Unexplained anaemia (low haemoglobin) and/or macrocytosis (enlarged red blood cells) have traditionally been the indications used for suspicion of vitamin B12 deficiency.
However, the article by Lindenbaum et al ( N Engl J Med 1988;318:1720-1728) demonstrated that more than 25% of patients with neurological manifestations of vitamin B12 deficiency have either a normal haematocrit or mean cell volume (MCV), or both.
In fact elevated MCV are in most cases related to other conditions (alcoholism, liver disease, drug use). Also, even when there is metabolic evidence of B12 deficiency, MCV often is within the normal reference range.
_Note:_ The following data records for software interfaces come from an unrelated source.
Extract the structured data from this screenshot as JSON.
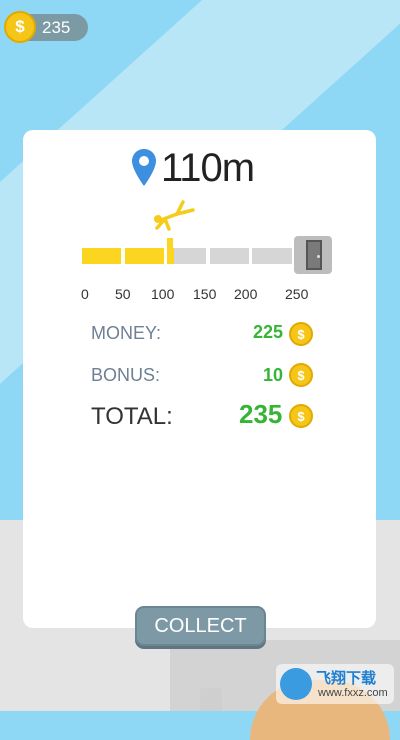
{
  "header": {
    "coins": "235"
  },
  "distance": {
    "value": "110m"
  },
  "progress": {
    "ticks": [
      "0",
      "50",
      "100",
      "150",
      "200",
      "250"
    ],
    "filled_fraction": 0.44,
    "colors": {
      "filled": "#fcd520",
      "empty": "#d6d6d6"
    }
  },
  "rewards": {
    "money_label": "MONEY:",
    "money_value": "225",
    "bonus_label": "BONUS:",
    "bonus_value": "10",
    "total_label": "TOTAL:",
    "total_value": "235"
  },
  "buttons": {
    "collect": "COLLECT"
  },
  "watermark": {
    "title": "飞翔下载",
    "url": "www.fxxz.com"
  },
  "icons": {
    "coin": "coin-icon",
    "pin": "location-pin-icon",
    "door": "door-icon",
    "runner": "jumping-person-icon"
  },
  "colors": {
    "sky": "#8fd8f5",
    "green_value": "#36b436",
    "label_gray": "#6f8092",
    "button": "#7e99a6",
    "coin": "#f5c518"
  }
}
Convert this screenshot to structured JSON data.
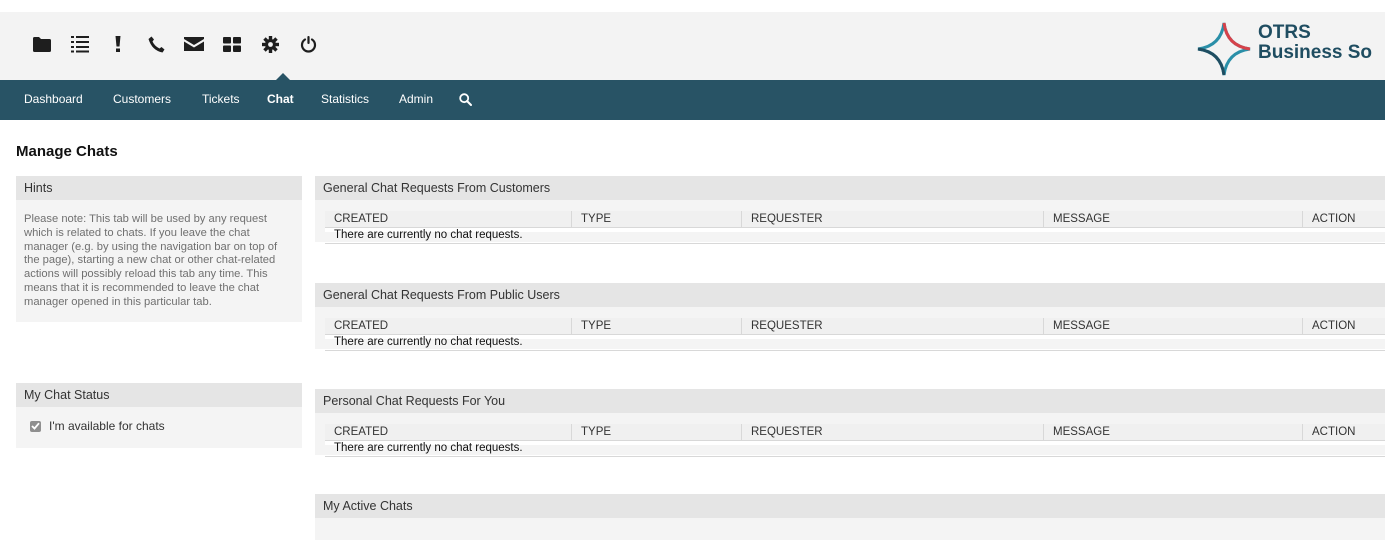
{
  "toolbar": {
    "icons": [
      {
        "icon": "folder-icon",
        "label": "Tickets"
      },
      {
        "icon": "list-icon",
        "label": "Queue view"
      },
      {
        "icon": "exclamation-icon",
        "label": "Escalations"
      },
      {
        "icon": "phone-icon",
        "label": "Phone ticket"
      },
      {
        "icon": "envelope-icon",
        "label": "Email ticket"
      },
      {
        "icon": "grid-icon",
        "label": "Dashboard"
      },
      {
        "icon": "gear-icon",
        "label": "Settings"
      },
      {
        "icon": "power-icon",
        "label": "Logout"
      }
    ]
  },
  "logo": {
    "line1": "OTRS",
    "line2": "Business So",
    "colors": {
      "teal": "#2a8fa8",
      "red": "#d6424a",
      "dark": "#1f4d61"
    }
  },
  "nav": {
    "items": [
      "Dashboard",
      "Customers",
      "Tickets",
      "Chat",
      "Statistics",
      "Admin"
    ],
    "selected": "Chat",
    "background": "#285365"
  },
  "page": {
    "title": "Manage Chats"
  },
  "hints": {
    "title": "Hints",
    "text": "Please note: This tab will be used by any request which is related to chats. If you leave the chat manager (e.g. by using the navigation bar on top of the page), starting a new chat or other chat-related actions will possibly reload this tab any time. This means that it is recommended to leave the chat manager opened in this particular tab."
  },
  "status": {
    "title": "My Chat Status",
    "checkbox_label": "I'm available for chats",
    "checked": true
  },
  "columns": [
    "CREATED",
    "TYPE",
    "REQUESTER",
    "MESSAGE",
    "ACTION"
  ],
  "sections": [
    {
      "title": "General Chat Requests From Customers",
      "empty_text": "There are currently no chat requests."
    },
    {
      "title": "General Chat Requests From Public Users",
      "empty_text": "There are currently no chat requests."
    },
    {
      "title": "Personal Chat Requests For You",
      "empty_text": "There are currently no chat requests."
    }
  ],
  "active_chats": {
    "title": "My Active Chats"
  }
}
Absence of macrocytosis in B12deficiency may also be encountered in patients with concurrent iron deficiency.
The message is that we should not rely solely upon anaemia and/or macrocytosis as our entry criterion for further investigation of vitamin B12 deficiency.
Normal red blood cells
Oversized red blood cells